Picture the scene, you’re stranded in the wild, running out of water and food, and you come across a river you need to pass. A big river. A fast river. Fear not. There may not be an app for that, but there is a Bear Grylls survival tip.
An idea on one area that I seem to run into a lot of contention from some people with: electronics. If you’re bugged in and can power them, good for you. If you’re mobile, ditch ’em (most of them). Batteries seem lightweight, but that two pounds of batteries become 40 pounds after 20 miles. Anything that can’t be charged or operated on solar or hand cranks, in my opinion, has no place in a back pack. And of the things that can, many are simply unnecessary. Chromebook for maps, manuals and documents? Get a good smart phone with high capacity storage or OTG storage capabilities with multiple flash drives. Half the weight, just as versatile, twice as mobile. Not to mention, easier to pack.
Thank you for this, it’s great. We’re going to be putting together a first aid/medical kit list sometime in the future, and I’ll definitely take that first list into account when we get around to posting that. It’ll be really helpful.
A signal mirror is one of the furthest-reaching non-electronic signal methods. Properly aimed, a signal mirror is capable of shining a beam of daylight up to 10 miles away to create a flash of light that can catch the attention of distant aircraft, watercraft, vehicles, or someone on foot.
Acorns and oak bark have excellent medicinal properties to heal gastrointestinal problems. If you can find some acorns and oak bark, just boil it in water for 5 minutes and drink the concoction. It will help you fight diarrhea and other gastro-intestinal issues.
Why would carry gold? I can understand the importance of silver because it it $20 an ingot and can be used for trade and barter. Gold is a whopping $1,250 a coin, and no one in a SHTF crisis is going to have change for a purchase.
I’ve had unbearable physical and emotional pain in my life. I lived through a life threatening illness, was bullied as a child, survived divorce and great financial problems. I worked hard to change things and find a solution. I knew things would work out because whenever I took action to get relief something good always came out of it.
A properly packed backpack is requisite to your comfort and safety. Incorrect weight distribution leads to muscle aches and unnecessary strain on your spine. Place heavy items – water, food, and cooking gear – in the middle of your pack, close to your body. Use medium weight items – clothing, tarps, and rain gear – to cushion the heavier items, securing them, so the weight does not shift while you are hiking. Pack your sleeping bag in the bottom of your backpack or tie to the bottom. Store items that you are likely to need more frequently in the side and outer pockets – compass and map, sunglasses, toilet tissue and trowel, sunscreen, bug repellent, pocketknife, flashlight, snacks, and a small towel.

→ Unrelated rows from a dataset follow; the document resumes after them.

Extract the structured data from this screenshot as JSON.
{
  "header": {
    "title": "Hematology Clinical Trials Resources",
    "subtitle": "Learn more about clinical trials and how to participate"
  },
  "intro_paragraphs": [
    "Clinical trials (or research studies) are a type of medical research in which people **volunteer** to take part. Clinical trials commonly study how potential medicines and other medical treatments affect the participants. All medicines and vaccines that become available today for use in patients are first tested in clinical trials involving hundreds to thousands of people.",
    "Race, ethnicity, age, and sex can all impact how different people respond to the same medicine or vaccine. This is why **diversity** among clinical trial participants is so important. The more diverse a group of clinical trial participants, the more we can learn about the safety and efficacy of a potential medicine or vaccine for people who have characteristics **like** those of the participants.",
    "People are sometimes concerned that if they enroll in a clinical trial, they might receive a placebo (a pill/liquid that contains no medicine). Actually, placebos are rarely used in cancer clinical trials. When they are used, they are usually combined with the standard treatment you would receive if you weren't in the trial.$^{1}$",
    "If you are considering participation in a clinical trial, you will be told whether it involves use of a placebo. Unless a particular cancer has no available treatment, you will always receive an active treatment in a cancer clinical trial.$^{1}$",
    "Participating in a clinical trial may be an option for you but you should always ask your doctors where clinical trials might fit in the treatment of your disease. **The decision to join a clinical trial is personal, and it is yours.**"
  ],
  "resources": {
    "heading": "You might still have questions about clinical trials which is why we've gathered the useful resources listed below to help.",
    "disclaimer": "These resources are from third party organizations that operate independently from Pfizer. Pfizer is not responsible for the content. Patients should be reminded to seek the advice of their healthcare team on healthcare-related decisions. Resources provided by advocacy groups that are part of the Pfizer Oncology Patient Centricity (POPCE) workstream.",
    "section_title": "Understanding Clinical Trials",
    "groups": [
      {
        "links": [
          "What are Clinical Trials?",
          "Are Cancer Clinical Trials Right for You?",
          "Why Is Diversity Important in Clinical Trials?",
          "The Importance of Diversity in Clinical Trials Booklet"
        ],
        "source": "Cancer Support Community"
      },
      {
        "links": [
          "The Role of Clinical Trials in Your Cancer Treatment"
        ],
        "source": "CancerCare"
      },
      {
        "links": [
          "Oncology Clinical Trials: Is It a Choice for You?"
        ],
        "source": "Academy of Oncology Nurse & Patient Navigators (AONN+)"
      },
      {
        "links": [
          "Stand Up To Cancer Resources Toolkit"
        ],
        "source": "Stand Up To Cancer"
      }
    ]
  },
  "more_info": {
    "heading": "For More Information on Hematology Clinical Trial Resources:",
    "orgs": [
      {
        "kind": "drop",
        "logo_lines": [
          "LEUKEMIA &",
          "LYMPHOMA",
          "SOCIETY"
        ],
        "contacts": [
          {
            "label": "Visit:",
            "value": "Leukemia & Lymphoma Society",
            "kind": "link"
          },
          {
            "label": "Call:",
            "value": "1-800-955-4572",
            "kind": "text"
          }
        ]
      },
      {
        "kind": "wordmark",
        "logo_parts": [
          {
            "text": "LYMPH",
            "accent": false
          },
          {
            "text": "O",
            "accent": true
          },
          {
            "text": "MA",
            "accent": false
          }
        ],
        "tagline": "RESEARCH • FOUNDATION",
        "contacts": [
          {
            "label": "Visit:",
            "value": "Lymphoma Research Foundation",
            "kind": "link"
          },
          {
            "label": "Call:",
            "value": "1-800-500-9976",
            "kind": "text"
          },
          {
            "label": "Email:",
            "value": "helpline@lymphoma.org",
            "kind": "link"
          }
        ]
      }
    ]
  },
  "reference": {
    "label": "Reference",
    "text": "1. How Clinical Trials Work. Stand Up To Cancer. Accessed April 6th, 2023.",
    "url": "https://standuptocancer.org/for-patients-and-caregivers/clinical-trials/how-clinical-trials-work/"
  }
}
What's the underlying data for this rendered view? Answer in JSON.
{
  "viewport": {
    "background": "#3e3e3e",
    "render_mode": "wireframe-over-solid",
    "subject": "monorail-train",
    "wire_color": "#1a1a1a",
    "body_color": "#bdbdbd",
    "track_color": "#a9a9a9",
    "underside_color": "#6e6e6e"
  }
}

If you come across a fast-moving stream, it is better not to try crossing it. You may think that you can manage the flow of the current, but there is no accurate measure of the speed. You can be quickly swept away by a seemingly manageable current.
GA Mom….You said “make sure you have a good seal”….I assume that you’re talking bout the mylar bag prior to sealing the lid ? And you recommend waiting and checking the bag after a day before putting on the lid?